WARREN Alternative jail program reopens
The owner of the reopened alternative sentencing program has a lawsuit pending against the city.
By PEGGY SINKOVICH
and AMANDA C. DAVIS
VINDICATOR TRUMBULL STAFF
WARREN -- Warren Alternative Sentencing Program has quietly reopened in the former city jail after closing earlier this year.
The program, housed in the basement of the Municipal Justice Building on South Street S.E., reopened last week. Nonviolent offenders pay a fee to stay there and have work-release privileges.
An official announcement has not been made, and a few city officials said they weren't told.
"I'm pleased we have reopened," said owner Anthony J. Carson Jr., who also serves as Trumbull County's purchasing director. "I believe there is a need for this type of facility."
He noted the center currently has 12 inmates.
Municipal Judge Thomas Gysegem agreed with Carson that an alternative sentencing program is needed.
"I think it's great that it has reopened," Gysegem said. "There is not enough room at the county jail. This program gives judges an alternative to jail and allows people to keep working while they serve their sentence."
An agreement between Carson and Mayor Hank Angelo, dated May 24, says a January 1999 contract between the two parties needed to be reformed because financial problems shut WASP down earlier this year.
Pending lawsuit: Carson has a lawsuit pending against the city, filed in February in Trumbull County Common Pleas Court.
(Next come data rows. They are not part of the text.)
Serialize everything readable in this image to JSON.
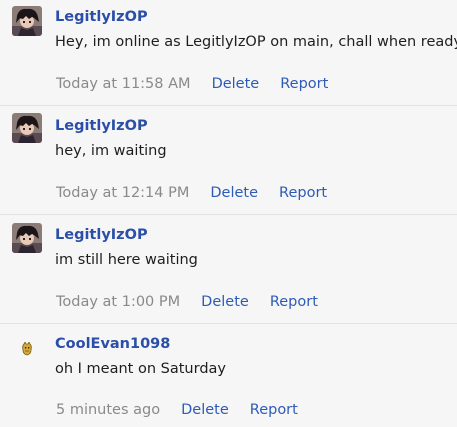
{
  "messages": [
    {
      "author": "LegitlyIzOP",
      "text": "Hey, im online as LegitlyIzOP on main, chall when ready",
      "time": "Today at 11:58 AM",
      "delete_label": "Delete",
      "report_label": "Report",
      "avatar": "user-avatar"
    },
    {
      "author": "LegitlyIzOP",
      "text": "hey, im waiting",
      "time": "Today at 12:14 PM",
      "delete_label": "Delete",
      "report_label": "Report",
      "avatar": "user-avatar"
    },
    {
      "author": "LegitlyIzOP",
      "text": "im still here waiting",
      "time": "Today at 1:00 PM",
      "delete_label": "Delete",
      "report_label": "Report",
      "avatar": "user-avatar"
    },
    {
      "author": "CoolEvan1098",
      "text": "oh I meant on Saturday",
      "time": "5 minutes ago",
      "delete_label": "Delete",
      "report_label": "Report",
      "avatar": "small-creature-icon"
    }
  ],
  "colors": {
    "author": "#2b4fa8",
    "link": "#2e5bb5",
    "timestamp": "#8a8a8a",
    "text": "#1e1e1e",
    "background": "#f6f6f6",
    "divider": "#e2e2e2"
  }
}
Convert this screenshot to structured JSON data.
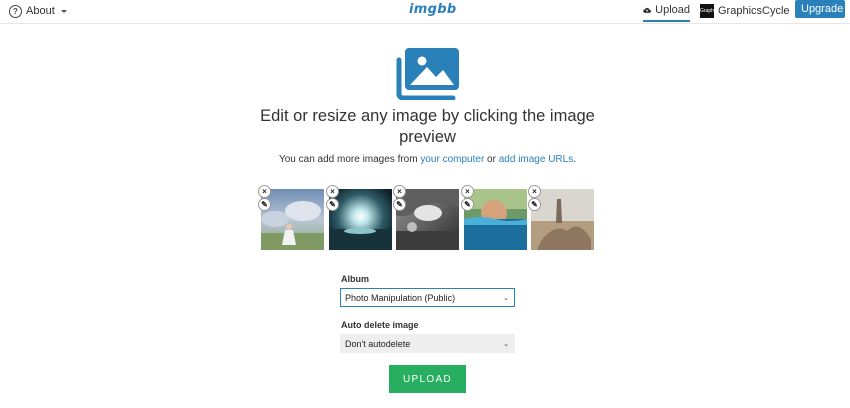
{
  "header": {
    "about_label": "About",
    "logo_text": "imgbb",
    "upload_label": "Upload",
    "user_name": "GraphicsCycle",
    "avatar_text": "Graphi",
    "upgrade_label": "Upgrade"
  },
  "main": {
    "headline": "Edit or resize any image by clicking the image preview",
    "sub_prefix": "You can add more images from ",
    "link_computer": "your computer",
    "sub_middle": " or ",
    "link_urls": "add image URLs",
    "sub_suffix": "."
  },
  "thumbnails": [
    {
      "alt": "Girl in fairy garden"
    },
    {
      "alt": "Glowing light over sea"
    },
    {
      "alt": "Black and white cave scene"
    },
    {
      "alt": "Face emerging from water"
    },
    {
      "alt": "Sculpture on sand"
    }
  ],
  "form": {
    "album_label": "Album",
    "album_value": "Photo Manipulation (Public)",
    "auto_delete_label": "Auto delete image",
    "auto_delete_value": "Don't autodelete",
    "upload_button": "UPLOAD"
  },
  "colors": {
    "accent": "#2a80b9",
    "upload_green": "#27ae60"
  },
  "icons": {
    "about": "help-circle-icon",
    "upload": "cloud-upload-icon",
    "hero": "image-gallery-icon",
    "remove": "close-icon",
    "edit": "edit-icon",
    "dropdown": "chevron-down-icon"
  }
}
It alleges that officials gave him erroneous information on how many inmates would be sent to the program, which he says operated at a loss for 18 months.
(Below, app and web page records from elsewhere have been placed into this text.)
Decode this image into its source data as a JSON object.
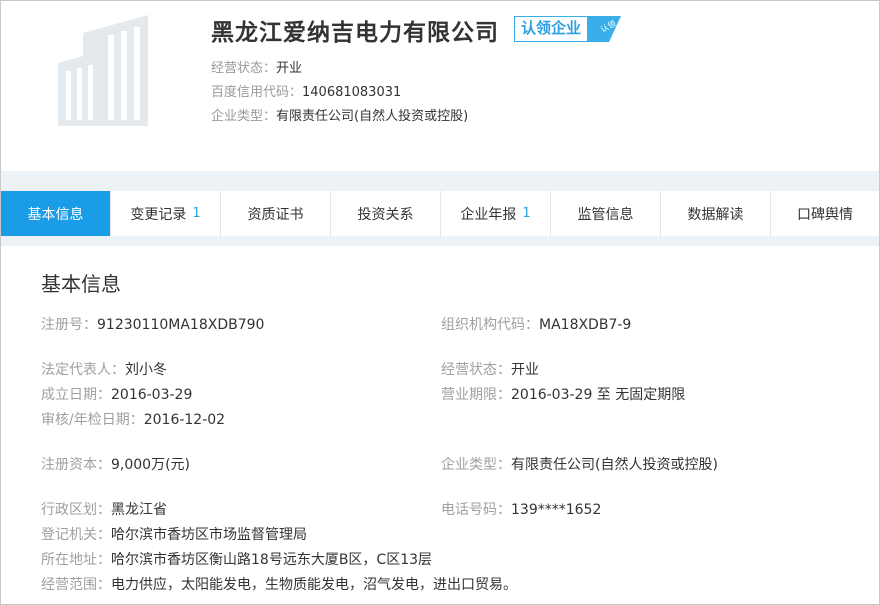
{
  "company": {
    "name": "黑龙江爱纳吉电力有限公司",
    "claim_badge": "认领企业",
    "claim_tag": "认领"
  },
  "header_info": [
    {
      "label": "经营状态：",
      "value": "开业"
    },
    {
      "label": "百度信用代码：",
      "value": "140681083031"
    },
    {
      "label": "企业类型：",
      "value": "有限责任公司(自然人投资或控股)"
    }
  ],
  "tabs": [
    {
      "label": "基本信息",
      "badge": ""
    },
    {
      "label": "变更记录",
      "badge": "1"
    },
    {
      "label": "资质证书",
      "badge": ""
    },
    {
      "label": "投资关系",
      "badge": ""
    },
    {
      "label": "企业年报",
      "badge": "1"
    },
    {
      "label": "监管信息",
      "badge": ""
    },
    {
      "label": "数据解读",
      "badge": ""
    },
    {
      "label": "口碑舆情",
      "badge": ""
    }
  ],
  "basic": {
    "title": "基本信息",
    "fields": {
      "reg_no": {
        "label": "注册号：",
        "value": "91230110MA18XDB790"
      },
      "org_code": {
        "label": "组织机构代码：",
        "value": "MA18XDB7-9"
      },
      "legal_rep": {
        "label": "法定代表人：",
        "value": "刘小冬"
      },
      "status": {
        "label": "经营状态：",
        "value": "开业"
      },
      "est_date": {
        "label": "成立日期：",
        "value": "2016-03-29"
      },
      "term": {
        "label": "营业期限：",
        "value": "2016-03-29 至 无固定期限"
      },
      "audit_date": {
        "label": "审核/年检日期：",
        "value": "2016-12-02"
      },
      "capital": {
        "label": "注册资本：",
        "value": "9,000万(元)"
      },
      "ent_type": {
        "label": "企业类型：",
        "value": "有限责任公司(自然人投资或控股)"
      },
      "region": {
        "label": "行政区划：",
        "value": "黑龙江省"
      },
      "phone": {
        "label": "电话号码：",
        "value": "139****1652"
      },
      "authority": {
        "label": "登记机关：",
        "value": "哈尔滨市香坊区市场监督管理局"
      },
      "address": {
        "label": "所在地址：",
        "value": "哈尔滨市香坊区衡山路18号远东大厦B区，C区13层"
      },
      "scope": {
        "label": "经营范围：",
        "value": "电力供应，太阳能发电，生物质能发电，沼气发电，进出口贸易。"
      }
    }
  },
  "colors": {
    "accent": "#1a9ce6",
    "badge_blue": "#2d9fe0",
    "band": "#edf2f6"
  }
}
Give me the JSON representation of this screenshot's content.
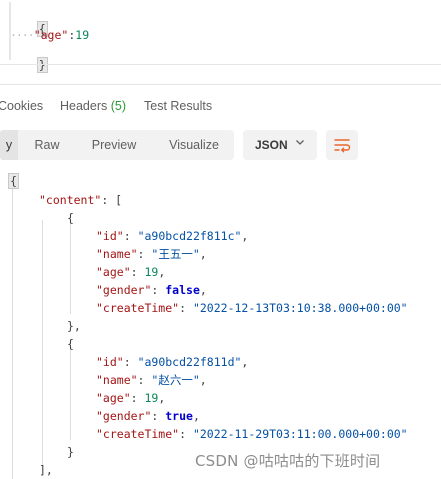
{
  "request_body": {
    "open_brace": "{",
    "key": "\"age\"",
    "colon": ":",
    "value": "19",
    "close_brace": "}"
  },
  "response_tabs": [
    {
      "label": "Cookies"
    },
    {
      "label": "Headers",
      "count": "(5)"
    },
    {
      "label": "Test Results"
    }
  ],
  "view_modes": {
    "pretty": "y",
    "raw": "Raw",
    "preview": "Preview",
    "visualize": "Visualize"
  },
  "format_select": {
    "value": "JSON"
  },
  "response_body": {
    "root_open": "{",
    "content_key": "\"content\"",
    "items": [
      {
        "id": "\"a90bcd22f811c\"",
        "name": "\"王五一\"",
        "age": "19",
        "gender": "false",
        "createTime": "\"2022-12-13T03:10:38.000+00:00\""
      },
      {
        "id": "\"a90bcd22f811d\"",
        "name": "\"赵六一\"",
        "age": "19",
        "gender": "true",
        "createTime": "\"2022-11-29T03:11:00.000+00:00\""
      }
    ],
    "keys": {
      "id": "\"id\"",
      "name": "\"name\"",
      "age": "\"age\"",
      "gender": "\"gender\"",
      "createTime": "\"createTime\""
    }
  },
  "watermark": "CSDN @咕咕咕的下班时间",
  "colors": {
    "key": "#a31515",
    "string": "#0451a5",
    "number": "#098658",
    "boolean": "#0000cc",
    "headers_count": "#2c9c3a",
    "wrap_icon": "#e8642c"
  }
}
The case is assigned to Judge John Stuard and is scheduled for a mediation hearing July 25.
"I'm hoping we can get something resolved," said Atty. William Caulfield, who represents Carson.
Carson, of Cortland, seeks damages in excess of $25,000 and contends when he was negotiating an agreement with the city, officials "falsely or mistakenly misrepresented" to him that a minimum of 14 people per day would be sentenced to the program.
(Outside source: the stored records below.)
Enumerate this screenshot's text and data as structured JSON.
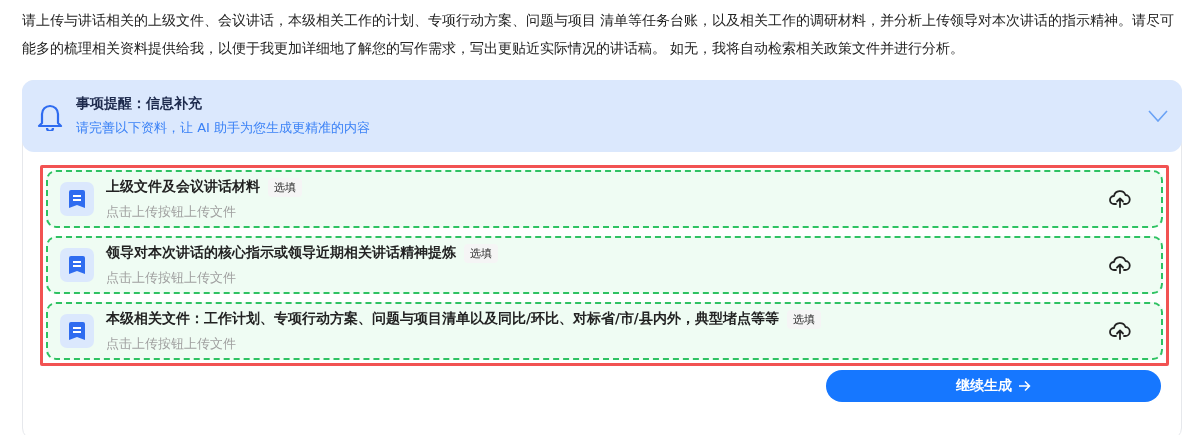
{
  "intro": "请上传与讲话相关的上级文件、会议讲话，本级相关工作的计划、专项行动方案、问题与项目 清单等任务台账，以及相关工作的调研材料，并分析上传领导对本次讲话的指示精神。请尽可能多的梳理相关资料提供给我，以便于我更加详细地了解您的写作需求，写出更贴近实际情况的讲话稿。 如无，我将自动检索相关政策文件并进行分析。",
  "notice": {
    "title": "事项提醒：信息补充",
    "subtitle": "请完善以下资料，让 AI 助手为您生成更精准的内容",
    "expanded": true
  },
  "uploads": [
    {
      "title": "上级文件及会议讲话材料",
      "tag": "选填",
      "hint": "点击上传按钮上传文件"
    },
    {
      "title": "领导对本次讲话的核心指示或领导近期相关讲话精神提炼",
      "tag": "选填",
      "hint": "点击上传按钮上传文件"
    },
    {
      "title": "本级相关文件：工作计划、专项行动方案、问题与项目清单以及同比/环比、对标省/市/县内外，典型堵点等等",
      "tag": "选填",
      "hint": "点击上传按钮上传文件"
    }
  ],
  "continue_button": "继续生成"
}
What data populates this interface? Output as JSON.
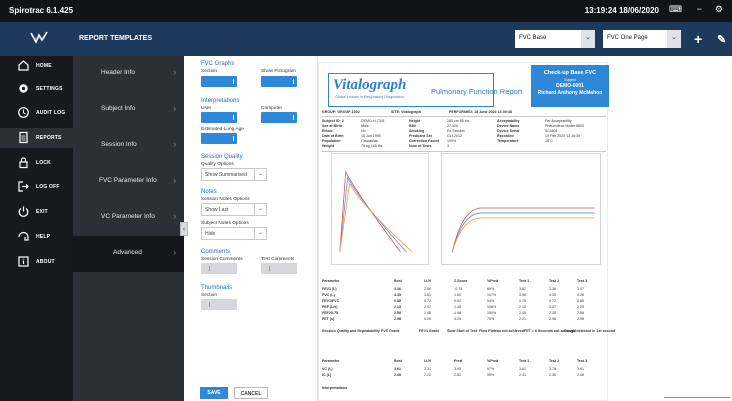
{
  "app": {
    "title": "Spirotrac 6.1.425",
    "clock": "13:19:24 18/06/2020"
  },
  "window_controls": {
    "keyboard": "⌨",
    "minimize": "−",
    "settings": "⚙"
  },
  "header": {
    "title": "REPORT TEMPLATES",
    "select_test": "FVC Base",
    "select_layout": "FVC One Page",
    "add_icon": "+",
    "edit_icon": "✎"
  },
  "nav": {
    "items": [
      {
        "label": "HOME",
        "icon": "home-icon"
      },
      {
        "label": "SETTINGS",
        "icon": "gear-icon"
      },
      {
        "label": "AUDIT LOG",
        "icon": "clock-icon"
      },
      {
        "label": "REPORTS",
        "icon": "document-icon"
      },
      {
        "label": "LOCK",
        "icon": "lock-icon"
      },
      {
        "label": "LOG OFF",
        "icon": "logoff-icon"
      },
      {
        "label": "EXIT",
        "icon": "power-icon"
      },
      {
        "label": "HELP",
        "icon": "help-icon"
      },
      {
        "label": "ABOUT",
        "icon": "about-icon"
      }
    ],
    "active": "REPORTS"
  },
  "templates": {
    "items": [
      {
        "label": "Header Info"
      },
      {
        "label": "Subject Info"
      },
      {
        "label": "Session Info"
      },
      {
        "label": "FVC Parameter Info"
      },
      {
        "label": "VC Parameter Info"
      },
      {
        "label": "Advanced"
      }
    ],
    "selected": "Advanced",
    "chevron": "›",
    "collapse": "‹"
  },
  "settings": {
    "fvc_graphs": {
      "title": "FVC Graphs",
      "section_label": "Section",
      "section_on": true,
      "show_pictogram_label": "Show Pictogram",
      "show_pictogram_on": true
    },
    "interpretations": {
      "title": "Interpretations",
      "user_label": "User",
      "user_on": true,
      "computer_label": "Computer",
      "computer_on": true,
      "estimated_lung_age_label": "Estimated Lung Age",
      "estimated_lung_age_on": true
    },
    "session_quality": {
      "title": "Session Quality",
      "quality_options_label": "Quality Options",
      "quality_options_value": "Show Summarised"
    },
    "notes": {
      "title": "Notes",
      "session_notes_label": "Session Notes Options",
      "session_notes_value": "Show Last",
      "subject_notes_label": "Subject Notes Options",
      "subject_notes_value": "Hide"
    },
    "comments": {
      "title": "Comments",
      "session_comments_label": "Session Comments",
      "session_comments_on": false,
      "test_comments_label": "Test Comments",
      "test_comments_on": false
    },
    "thumbnails": {
      "title": "Thumbnails",
      "section_label": "Section",
      "section_on": false
    },
    "save_label": "SAVE",
    "cancel_label": "CANCEL",
    "caret": "⌄"
  },
  "report": {
    "brand": "Vitalograph",
    "brand_tag": "Global Leader in Respiratory Diagnostics",
    "title": "Pulmonary Function Report",
    "blue_box": {
      "line1": "Check-up Base FVC",
      "line2": "Subject",
      "line3": "DEMO-0001",
      "line4": "Richard Anthony McMahon"
    },
    "info_rows": [
      [
        "GROUP: GROUP-1002",
        "SITE: Vitalograph",
        "PERFORMED: 18 June 2020 13:09:48"
      ],
      [
        "Subject ID: 2",
        "DEMO-H-7341",
        "Height",
        "165 cm 65 ins",
        "Acceptability",
        "Per Acceptability"
      ],
      [
        "Sex at Birth",
        "Male",
        "BMI",
        "27.325",
        "Device Name",
        "Pneumotrac Model 6800"
      ],
      [
        "Ethnic",
        "No",
        "Smoking",
        "Ex-Smoker",
        "Device Serial",
        "9C4501"
      ],
      [
        "Date of Birth",
        "18 Jun 1990",
        "Predicted Set",
        "GLI-2012",
        "Recorded",
        "10 Feb 2020 13:10:39"
      ],
      [
        "Population",
        "Caucasian",
        "Correction Factor",
        "100%",
        "Temperature",
        "18°C"
      ],
      [
        "Weight",
        "75 kg 165 lbs",
        "Num of Tests",
        "3",
        "",
        ""
      ]
    ],
    "table_headers": [
      "Parameter",
      "Best",
      "LLN",
      "Z-Score",
      "%Pred",
      "Test 1",
      "Test 2",
      "Test 3"
    ],
    "fvc_rows": [
      [
        "FEV1 (L)",
        "3.36",
        "2.89",
        "-0.74",
        "89%",
        "3.52",
        "3.36",
        "3.07"
      ],
      [
        "FVC (L)",
        "4.35",
        "3.61",
        "1.50",
        "107%",
        "3.98",
        "4.35",
        "4.28"
      ],
      [
        "FEV1/FVC",
        "0.85",
        "0.72",
        "0.92",
        "94%",
        "1.78",
        "0.72",
        "0.85"
      ],
      [
        "PEF (L/s)",
        "2.15",
        "2.07",
        "1.48",
        "108%",
        "2.15",
        "2.07",
        "2.25"
      ],
      [
        "FEF25-75",
        "2.58",
        "2.48",
        "4.98",
        "150%",
        "2.45",
        "2.35",
        "2.58"
      ],
      [
        "FET (s)",
        "2.98",
        "9.00",
        "4.25",
        "79%",
        "2.21",
        "2.98",
        "2.98"
      ]
    ],
    "quality_header": [
      "Session Quality and Repeatability",
      "FVC Grade",
      "FEV1 Grade",
      "Slow Start of Test",
      "Flow Plateau not achieved",
      "FET < 6 Seconds not achieved",
      "Cough detected in 1st second"
    ],
    "vc_header": [
      "Parameter",
      "Best",
      "LLN",
      "Pred",
      "%Pred",
      "Test 1",
      "Test 2",
      "Test 3"
    ],
    "vc_rows": [
      [
        "VC (L)",
        "3.91",
        "3.31",
        "3.95",
        "97%",
        "3.61",
        "3.78",
        "3.91"
      ],
      [
        "IC (L)",
        "2.48",
        "2.22",
        "2.52",
        "99%",
        "2.41",
        "2.36",
        "2.48"
      ]
    ],
    "interpretations_label": "Interpretations"
  },
  "colors": {
    "accent": "#2f87d8",
    "nav_bg": "#17191c",
    "header_bg": "#1d3a5c",
    "template_bg": "#2c3036"
  }
}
WASP at the time usually took in seven or fewer prisoners, Carson has said.
Judge Gysegem has said the municipal court was unable to provide WASP with 14 offenders per day because city police officers were laid off and arrests were down.
Because of this, the suit claims, Carson had to spend more than $100,000 to make improvements at the building, which he said closed in January.
The reformed agreement says both parties will submit their differences to a mediator as soon as possible.
Savings cited: The city says WASP saves money because it houses offenders that would be sent to the county lockup. The city pays the county to house offenders who don't qualify for WASP.
The county charges Warren $45 per prisoner per day to house up to 30 inmates. The fee is $60 per day for every prisoner above 30. The city currently owes the county $1.5 million. County officials say the city has not paid on the jail bill since 1999.
"We are negotiating," Sheriff Thomas Altiere said
As part of Carson's job as purchasing director, he helps the county negotiate the bill. Carson said he is able to keep the jobs separate.
Carson also holds the county's lease to house Central District Court in Cortland.
Hired in May: Carson, a former Warren councilman, was chosen in May from 30 applicants for the newly created job of county purchasing director. He makes $44,750 annually. Before that, Carson worked in county Auditor David Hines' office for three years as an appraiser, earning $35,877 per year.
Vindicator files show that Carson at one time served as business manager for Northeast Ohio Community Alternative Program, a lockup on Pine Avenue S.E. that accepts nonviolent offenders from common pleas courts in Trumbull, Ashtabula, Geauga, Lake and Portage counties.